• _Work item_: Lines where the string "rating" appears are to be copied from the entries below.

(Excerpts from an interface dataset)
↓

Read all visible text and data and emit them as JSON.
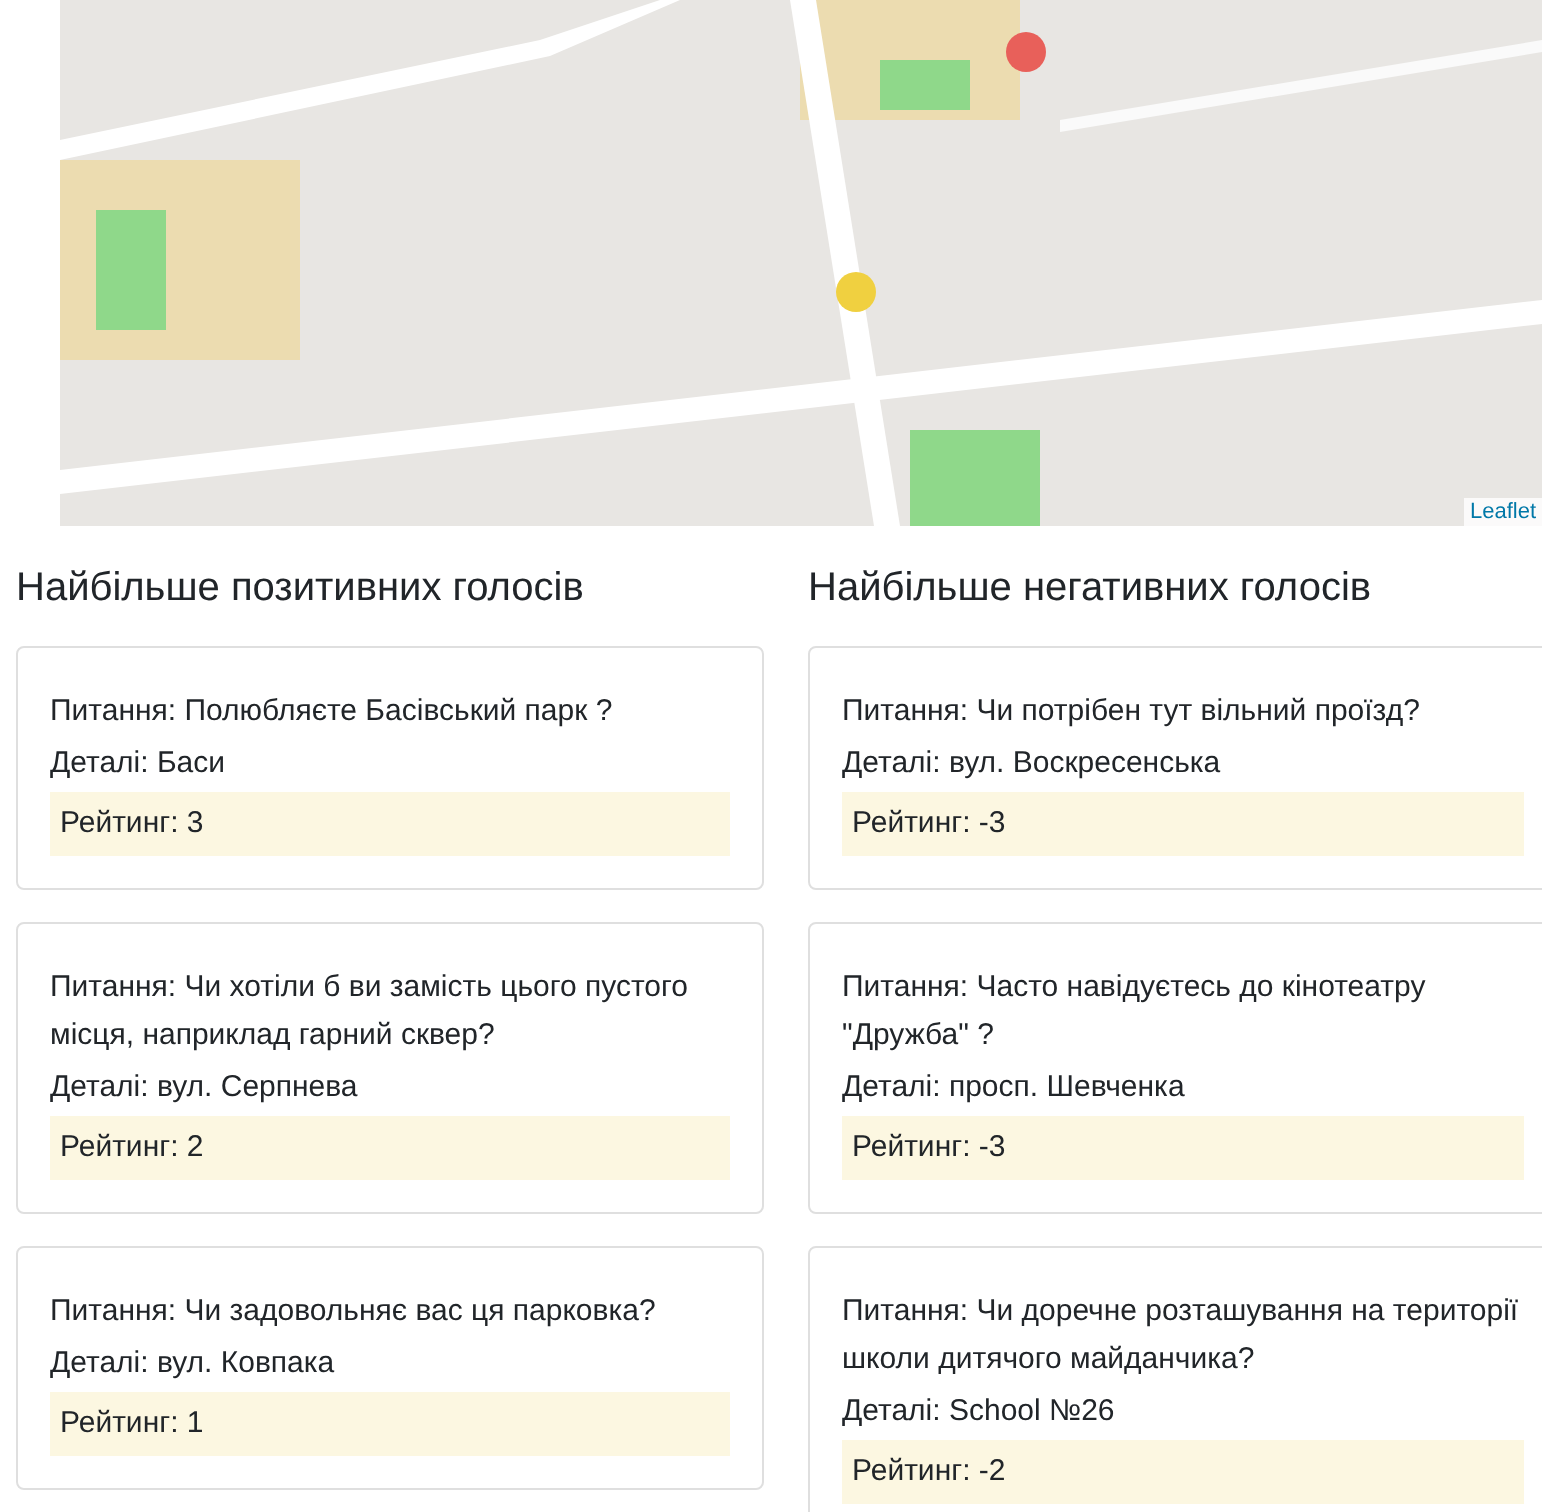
{
  "map": {
    "kind": "picture",
    "attribution": "Leaflet"
  },
  "columns": [
    {
      "title": "Найбільше позитивних голосів",
      "cards": [
        {
          "question": "Питання: Полюбляєте Басівський парк ?",
          "details": "Деталі: Баси",
          "rating": "Рейтинг: 3"
        },
        {
          "question": "Питання: Чи хотіли б ви замість цього пустого місця, наприклад гарний сквер?",
          "details": "Деталі: вул. Серпнева",
          "rating": "Рейтинг: 2"
        },
        {
          "question": "Питання: Чи задовольняє вас ця парковка?",
          "details": "Деталі: вул. Ковпака",
          "rating": "Рейтинг: 1"
        }
      ]
    },
    {
      "title": "Найбільше негативних голосів",
      "cards": [
        {
          "question": "Питання: Чи потрібен тут вільний проїзд?",
          "details": "Деталі: вул. Воскресенська",
          "rating": "Рейтинг: -3"
        },
        {
          "question": "Питання: Часто навідуєтесь до кінотеатру \"Дружба\" ?",
          "details": "Деталі: просп. Шевченка",
          "rating": "Рейтинг: -3"
        },
        {
          "question": "Питання: Чи доречне розташування на території школи дитячого майданчика?",
          "details": "Деталі: School №26",
          "rating": "Рейтинг: -2"
        }
      ]
    }
  ]
}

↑

• _The completed task_:
          "rating": "Рейтинг: 3"
          "rating": "Рейтинг: 2"
          "rating": "Рейтинг: 1"
          "rating": "Рейтинг: -3"
          "rating": "Рейтинг: -3"
          "rating": "Рейтинг: -2"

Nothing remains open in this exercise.